A question I have often gotten as a library enthusiast and information professional is why libraries? Aren’t these buildings full of books a quaint but antiquated relic of the pre-internet world? Do we need librarians? Can’t we get a robot to shelve books? What’s the Dewey Decimal System anyway? I promise that I won’t bore you with an explanation of the Dewey system, but I do want to discuss the role of the library in modern society. I suppose if I were to TL;DR this blog post, I would say that at the centre of every library’s raison d’être are the needs of the community and the user’s right to information.
If you are a regular reader of this blog, you will see some themes that emerge. I constantly discuss the community, the collection, the building and the features of any given Toronto Public Library branch. This is because libraries are a product of the community that they are in. Neighbourhoods that have a history of vibrant arts and music will have music rooms in their libraries, such as the Parliament Street Library. Areas with a high concentration of students will have increased study spaces and Special Collections for research, like the Toronto Reference Library or Lillian H. Smith Library. The non-circulating holdings (books you can’t check out) and non-collection holdings (not books) are influenced by the needs of the users of any particular library, in the context of the larger library system. So, you will find local history collections in neighbourhood libraries that have a high concentration of users interested in family and civic history. On a system level, you will find initiatives like eBook infrastructure, pedometer lending, digital innovation hubs and new initiatives like the portable internet hot spots.

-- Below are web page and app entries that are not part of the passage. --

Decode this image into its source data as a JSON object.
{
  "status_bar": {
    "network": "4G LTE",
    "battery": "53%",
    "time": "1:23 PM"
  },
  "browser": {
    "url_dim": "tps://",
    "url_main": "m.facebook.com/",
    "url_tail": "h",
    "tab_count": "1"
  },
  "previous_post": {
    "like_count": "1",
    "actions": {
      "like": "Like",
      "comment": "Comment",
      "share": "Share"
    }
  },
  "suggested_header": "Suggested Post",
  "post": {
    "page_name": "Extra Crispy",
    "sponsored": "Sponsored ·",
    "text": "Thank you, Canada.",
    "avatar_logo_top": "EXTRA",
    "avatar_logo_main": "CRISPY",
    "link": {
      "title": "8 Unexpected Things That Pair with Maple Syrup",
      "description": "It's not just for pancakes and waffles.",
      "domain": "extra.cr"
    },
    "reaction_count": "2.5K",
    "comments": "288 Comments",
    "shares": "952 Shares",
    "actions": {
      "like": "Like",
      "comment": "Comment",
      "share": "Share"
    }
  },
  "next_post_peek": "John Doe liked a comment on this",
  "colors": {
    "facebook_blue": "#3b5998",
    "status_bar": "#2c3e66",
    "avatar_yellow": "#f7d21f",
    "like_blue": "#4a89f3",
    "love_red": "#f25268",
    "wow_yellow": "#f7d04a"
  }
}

Libraries are not simply rooms full of books that sit quietly waiting for someone to read them. Collections are not static. In fact, there is always great movement in and out of libraries, with new book acquisitions coming in and outdated texts being weeded out. Collections development focuses on reflecting the community that they serve. Thus, in neighbourhoods where there is a heavy concentration of Chinese and Portuguese speaking users, there will be a similarly large Chinese and Portuguese language collection (e.g. Sanderson Library). Communities that cater to underprivileged or newly immigrant populations will have adult literacy collections, multilingual collections, business collections and any other collections that the community needs. In my journey around the Toronto Public Library alone I have seen Multilingual Collections (including the only Nepali library collection in the City), LGBT Collections, Children’s Collections, Multilingual Children’s Collections, Local History Collections, Periodical Collections, Adult Literacy Collections, Business Collections, Special Collections, Canadiana Collections and Best of Collections. I should mention that this list is neither exhaustive nor does it include what you would expect from library collections like fiction and non-fiction sections.

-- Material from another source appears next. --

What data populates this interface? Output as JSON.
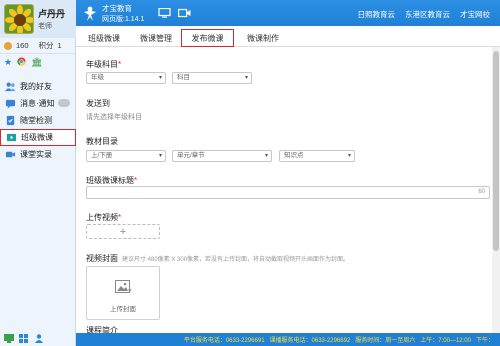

There is a lot of care and concern put into every library planning, to ensure maximum usage and visibility for the library. Have you ever been to a library and thought “well this is a weird floor plan.” I certainly have. Take St. Lawrence Library for instance. It has an entire wall that faces high traffic on Front Street, yet its main entrance is tucked away in a residential neighbourhood. This is because when St. Lawrence was being built, the community was still emerging and Front Street was not a pedestrian friendly area like it is now. The opening of the Esplanade nearby eventually brought heavy foot traffic to the street, but when the Library was established, users mostly walked through these pedestrian courtyards.The needs of the users are so ingrained as a focus for libraries that it appears to make up the very fabric of the structures.
But of course, libraries are not simply places where you can only borrow books. They also offer many programming options like Yoga, Themed Book Clubs, Pod-clubs (Podcast Clubs), Business English Classes, English as a Second Language Classes, Financial Management Classes, Music Classes, Arts and Crafts Times, Story Times, Summer/Winter Camps, etc. Libraries are an indispensable source of programs for people of all walks of life.
Perhaps it’s professional bias, but it’s so clear to me that we need libraries now as much if not more than ever. In a world where people believe information provided to them in Facebook images (such as this one), libraries are a haven of dependable information and skills to evaluate the reliability of information is taught. Libraries have long been a champion for the individual’s right to information. Libraries were one of the first spaces to desegregate during the American Civil Rights Movement in the 1960’s. Library associations across the globe continue to discuss censorship, privacy and library ethics.
Now that we’ve discussed the nuanced and complex role that libraries have in the community, there’s another elephant in the room: librarians. Let’s define what a librarian does – they are responsible for evaluating the needs of the community, developing the collection plan, creating programming schedules, balancing budgets, providing reference services, discussing the practical applications of library ethics and information literacy and keep the library moving forward. The brave souls who make up the front line service, run the programming, occasionally shelve books, provide reference, check books in and out, catalogue books as well as generally keep the library running are library technicians.
So there’s my answer to “why libraries?” Because they are an indispensable part of any community and enrich the lives and infrastructure of everyone around them. Are you still with me? Anyone? Bueller?